__What you need to do__
Across the entries below, the lines containing "MORE" should be counted and only their number returned.

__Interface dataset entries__
---

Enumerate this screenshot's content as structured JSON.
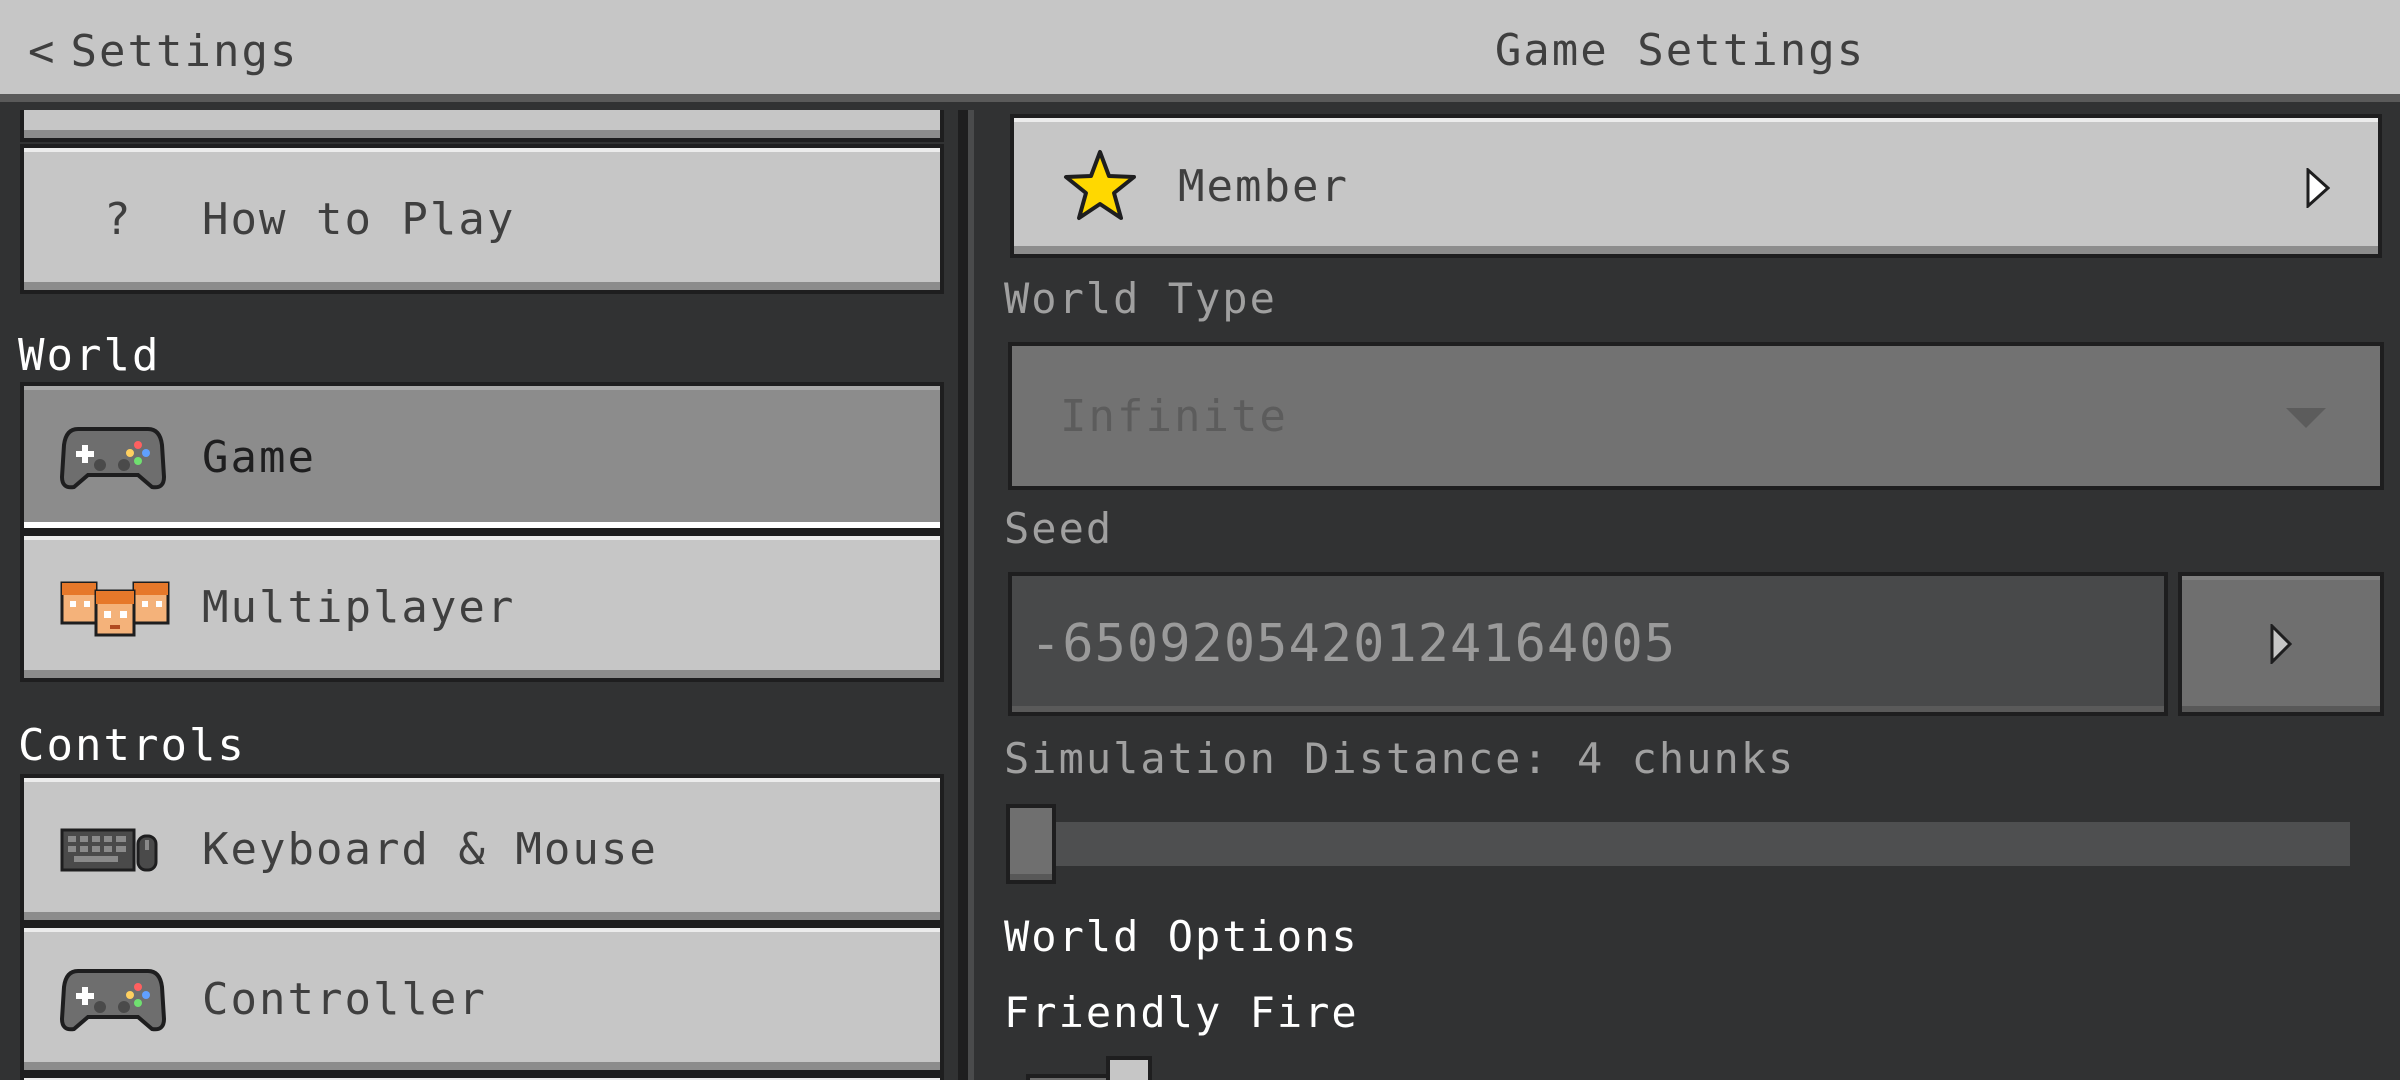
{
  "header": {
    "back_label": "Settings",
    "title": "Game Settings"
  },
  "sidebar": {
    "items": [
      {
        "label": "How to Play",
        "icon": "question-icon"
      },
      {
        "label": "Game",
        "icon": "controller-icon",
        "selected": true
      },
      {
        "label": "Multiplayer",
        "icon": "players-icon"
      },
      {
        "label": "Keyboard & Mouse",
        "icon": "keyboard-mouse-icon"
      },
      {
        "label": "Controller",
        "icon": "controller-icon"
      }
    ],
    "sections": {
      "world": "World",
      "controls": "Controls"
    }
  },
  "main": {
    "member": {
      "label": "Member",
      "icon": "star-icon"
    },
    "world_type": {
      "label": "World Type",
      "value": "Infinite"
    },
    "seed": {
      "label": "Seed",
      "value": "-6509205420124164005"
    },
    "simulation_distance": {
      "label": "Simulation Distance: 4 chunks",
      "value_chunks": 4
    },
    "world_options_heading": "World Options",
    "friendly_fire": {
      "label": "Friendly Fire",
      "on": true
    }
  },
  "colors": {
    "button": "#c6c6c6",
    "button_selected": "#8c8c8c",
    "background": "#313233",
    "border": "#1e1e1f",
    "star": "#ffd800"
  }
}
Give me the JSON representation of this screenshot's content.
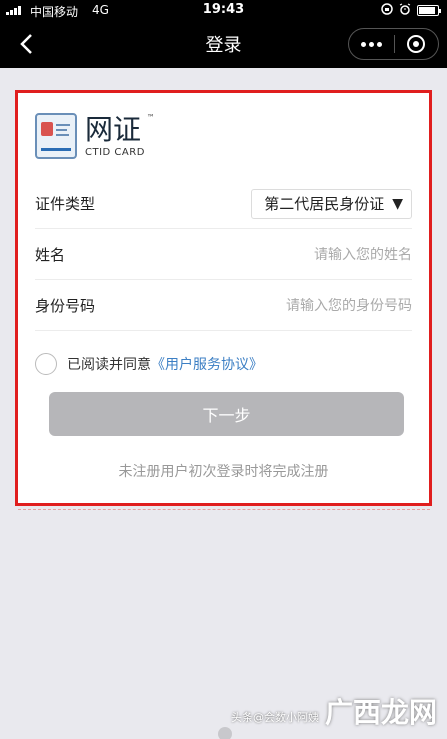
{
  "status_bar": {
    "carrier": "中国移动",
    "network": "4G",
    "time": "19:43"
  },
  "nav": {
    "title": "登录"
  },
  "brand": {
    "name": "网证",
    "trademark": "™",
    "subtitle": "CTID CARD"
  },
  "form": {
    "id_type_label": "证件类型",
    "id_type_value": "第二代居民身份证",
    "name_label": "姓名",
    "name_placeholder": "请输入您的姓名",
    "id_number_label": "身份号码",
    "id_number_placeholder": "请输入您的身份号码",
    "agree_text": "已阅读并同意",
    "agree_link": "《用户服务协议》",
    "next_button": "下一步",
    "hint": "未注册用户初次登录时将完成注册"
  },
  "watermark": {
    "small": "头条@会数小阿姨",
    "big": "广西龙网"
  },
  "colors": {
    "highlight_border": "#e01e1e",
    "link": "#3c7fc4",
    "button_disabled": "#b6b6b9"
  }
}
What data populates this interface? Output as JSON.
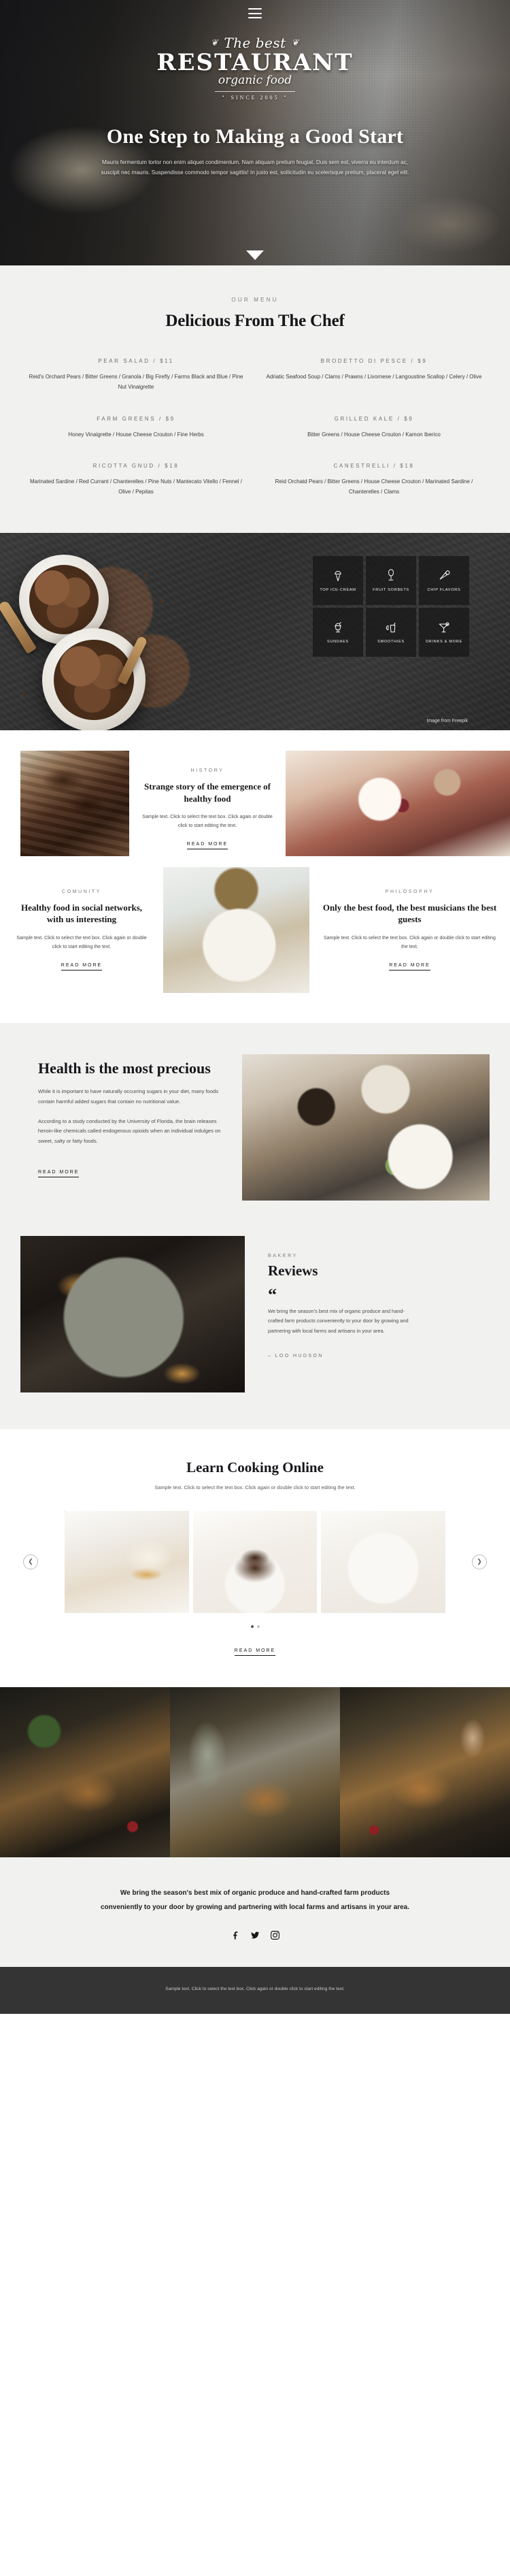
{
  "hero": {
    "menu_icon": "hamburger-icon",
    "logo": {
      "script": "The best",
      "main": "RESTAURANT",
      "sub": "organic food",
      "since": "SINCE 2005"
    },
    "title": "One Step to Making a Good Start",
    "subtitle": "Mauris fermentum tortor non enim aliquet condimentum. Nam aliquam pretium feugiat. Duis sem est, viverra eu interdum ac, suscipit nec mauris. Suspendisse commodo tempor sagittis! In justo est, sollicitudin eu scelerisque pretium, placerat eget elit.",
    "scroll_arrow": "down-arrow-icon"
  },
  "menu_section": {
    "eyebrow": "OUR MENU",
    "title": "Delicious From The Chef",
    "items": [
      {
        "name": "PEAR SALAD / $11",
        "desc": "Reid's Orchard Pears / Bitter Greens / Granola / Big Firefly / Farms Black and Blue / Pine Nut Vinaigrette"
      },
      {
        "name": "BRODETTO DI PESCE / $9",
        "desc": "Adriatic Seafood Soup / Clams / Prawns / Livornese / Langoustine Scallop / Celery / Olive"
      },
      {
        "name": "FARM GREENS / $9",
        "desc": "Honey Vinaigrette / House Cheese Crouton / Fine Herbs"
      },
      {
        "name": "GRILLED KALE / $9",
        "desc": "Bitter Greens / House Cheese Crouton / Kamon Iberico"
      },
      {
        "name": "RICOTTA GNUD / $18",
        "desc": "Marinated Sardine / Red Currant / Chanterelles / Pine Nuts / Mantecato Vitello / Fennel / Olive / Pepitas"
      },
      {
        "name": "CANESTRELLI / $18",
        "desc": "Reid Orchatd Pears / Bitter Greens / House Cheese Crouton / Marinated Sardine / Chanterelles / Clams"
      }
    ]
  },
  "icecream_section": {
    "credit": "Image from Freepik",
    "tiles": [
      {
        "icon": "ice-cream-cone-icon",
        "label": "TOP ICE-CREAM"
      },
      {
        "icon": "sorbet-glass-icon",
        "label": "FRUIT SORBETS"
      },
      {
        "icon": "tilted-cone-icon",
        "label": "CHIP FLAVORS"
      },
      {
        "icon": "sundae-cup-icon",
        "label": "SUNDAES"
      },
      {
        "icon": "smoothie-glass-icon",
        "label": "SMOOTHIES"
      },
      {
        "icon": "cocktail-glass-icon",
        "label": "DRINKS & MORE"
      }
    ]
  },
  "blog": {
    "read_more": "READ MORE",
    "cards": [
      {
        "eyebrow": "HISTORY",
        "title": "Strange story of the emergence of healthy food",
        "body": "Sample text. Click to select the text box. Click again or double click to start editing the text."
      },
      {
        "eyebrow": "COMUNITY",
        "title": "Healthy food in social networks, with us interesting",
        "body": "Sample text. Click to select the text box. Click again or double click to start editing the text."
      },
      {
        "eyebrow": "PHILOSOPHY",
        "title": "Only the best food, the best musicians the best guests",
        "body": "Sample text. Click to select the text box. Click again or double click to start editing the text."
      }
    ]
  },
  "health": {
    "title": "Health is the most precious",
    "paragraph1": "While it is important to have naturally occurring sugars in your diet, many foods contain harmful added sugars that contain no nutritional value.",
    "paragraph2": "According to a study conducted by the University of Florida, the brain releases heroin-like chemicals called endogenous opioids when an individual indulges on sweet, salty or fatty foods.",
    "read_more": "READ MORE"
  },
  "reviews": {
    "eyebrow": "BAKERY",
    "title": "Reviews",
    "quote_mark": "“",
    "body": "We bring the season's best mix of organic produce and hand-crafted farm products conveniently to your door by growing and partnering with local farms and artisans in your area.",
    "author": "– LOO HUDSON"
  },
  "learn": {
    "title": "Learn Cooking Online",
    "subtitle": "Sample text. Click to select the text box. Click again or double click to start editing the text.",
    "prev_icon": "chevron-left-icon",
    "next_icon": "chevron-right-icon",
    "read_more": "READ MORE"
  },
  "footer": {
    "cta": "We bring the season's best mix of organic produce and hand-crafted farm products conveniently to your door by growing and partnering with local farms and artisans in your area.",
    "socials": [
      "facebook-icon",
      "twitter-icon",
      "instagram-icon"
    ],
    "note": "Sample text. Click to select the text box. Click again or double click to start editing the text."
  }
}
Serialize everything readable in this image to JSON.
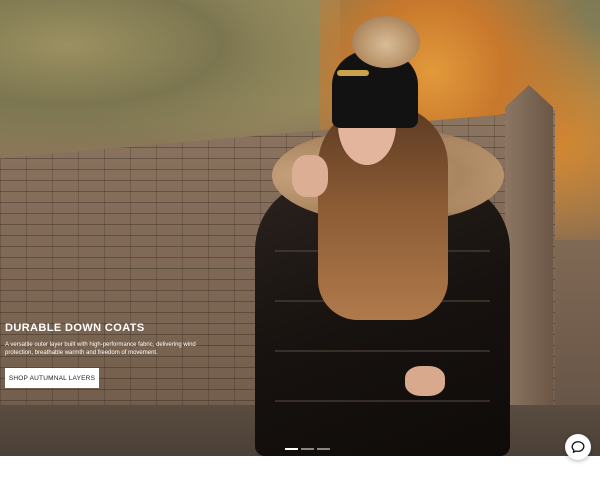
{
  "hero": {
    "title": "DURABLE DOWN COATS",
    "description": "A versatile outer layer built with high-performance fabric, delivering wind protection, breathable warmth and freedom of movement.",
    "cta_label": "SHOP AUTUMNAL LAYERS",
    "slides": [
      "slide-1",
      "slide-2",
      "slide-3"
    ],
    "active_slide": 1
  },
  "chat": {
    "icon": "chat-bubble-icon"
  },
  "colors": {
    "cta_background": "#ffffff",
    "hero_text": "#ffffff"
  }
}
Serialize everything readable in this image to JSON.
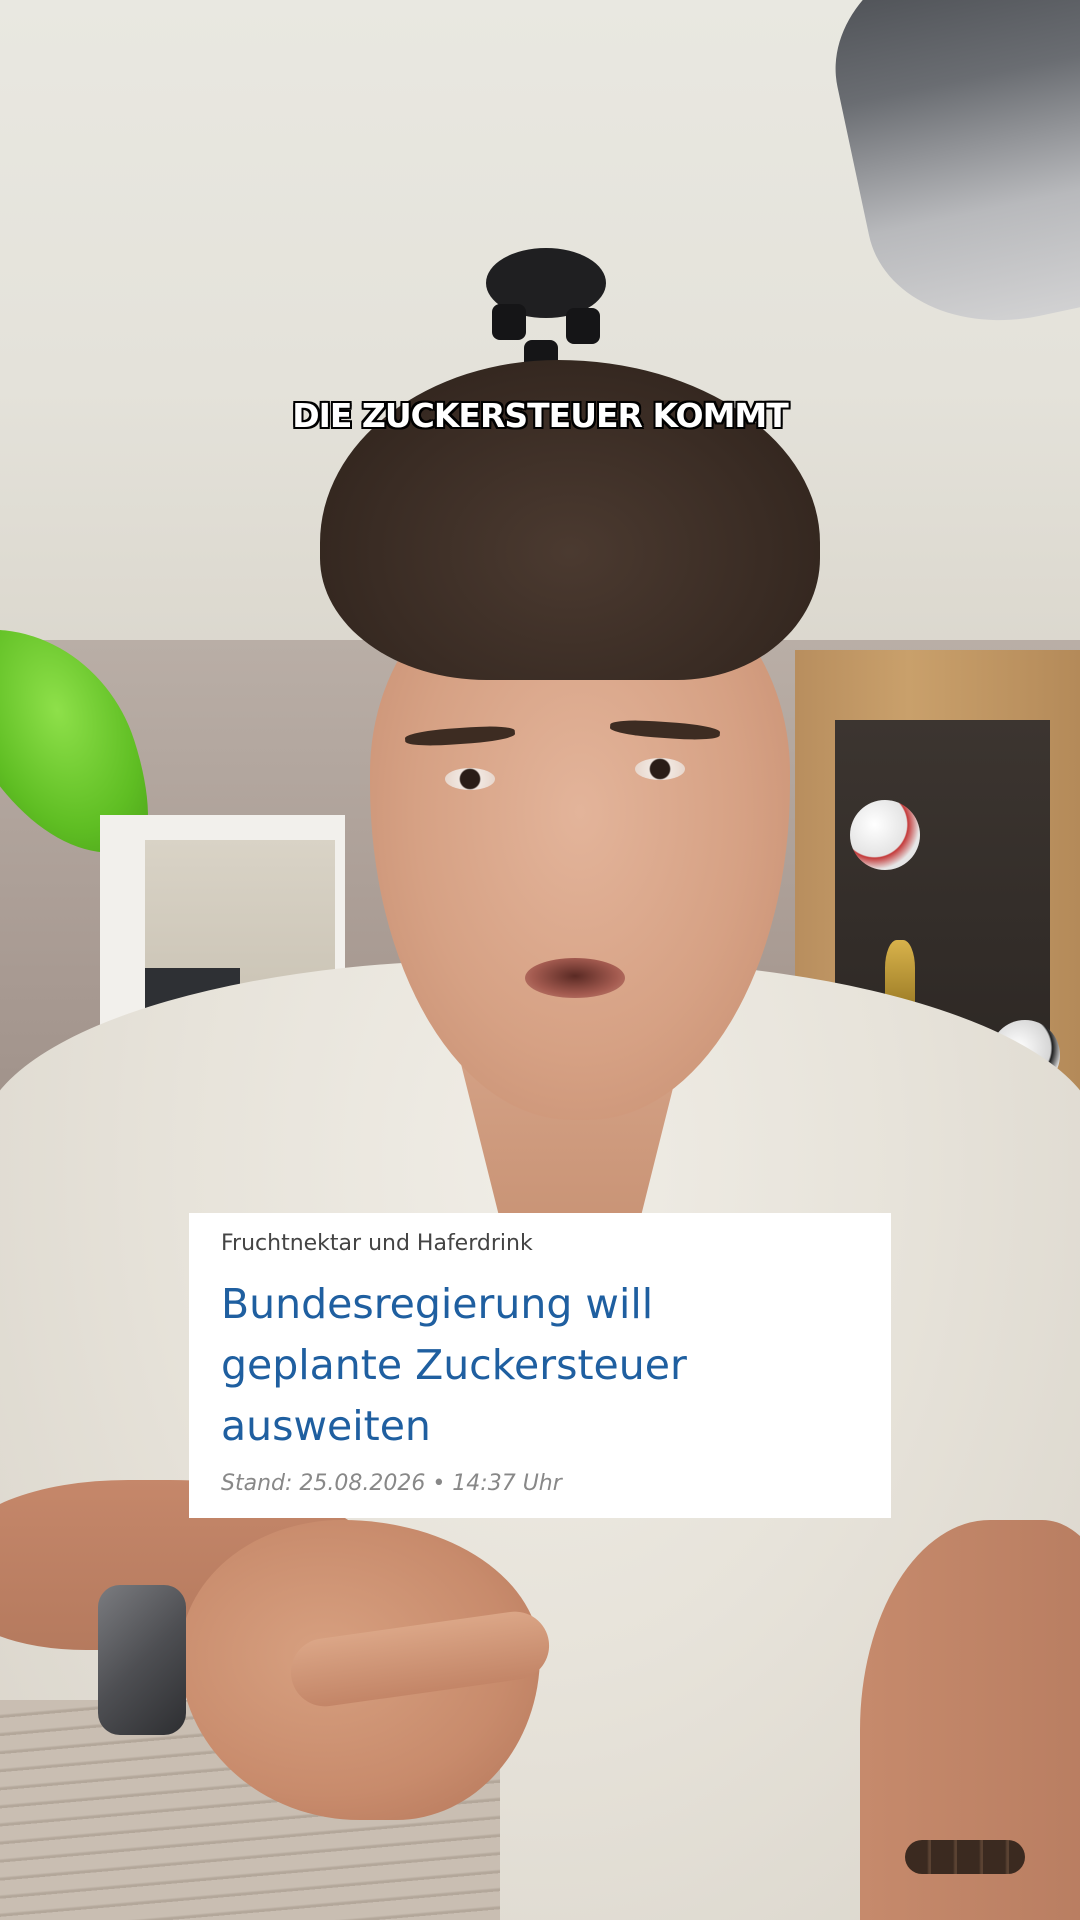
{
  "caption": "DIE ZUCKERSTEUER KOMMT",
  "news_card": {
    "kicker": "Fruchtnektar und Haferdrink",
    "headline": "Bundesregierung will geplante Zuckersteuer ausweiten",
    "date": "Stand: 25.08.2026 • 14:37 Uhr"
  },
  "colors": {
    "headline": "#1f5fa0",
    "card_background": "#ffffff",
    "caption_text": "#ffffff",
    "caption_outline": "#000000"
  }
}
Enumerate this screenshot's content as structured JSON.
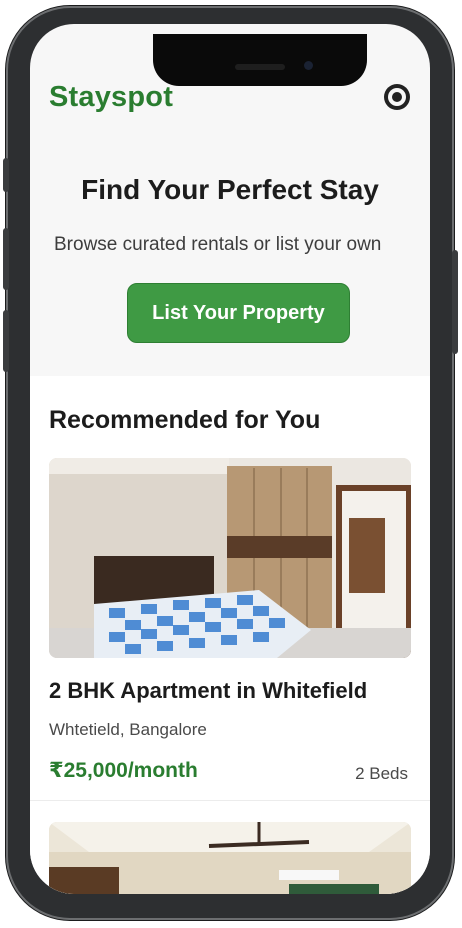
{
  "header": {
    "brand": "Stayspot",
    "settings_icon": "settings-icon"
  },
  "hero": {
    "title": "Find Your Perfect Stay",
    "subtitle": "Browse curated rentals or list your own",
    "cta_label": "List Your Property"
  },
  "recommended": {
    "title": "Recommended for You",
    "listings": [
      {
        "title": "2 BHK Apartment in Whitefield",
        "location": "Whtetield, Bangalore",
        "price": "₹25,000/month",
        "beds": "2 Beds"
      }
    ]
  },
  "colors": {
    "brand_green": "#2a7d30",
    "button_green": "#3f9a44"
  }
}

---

__Answer to the exercise__
4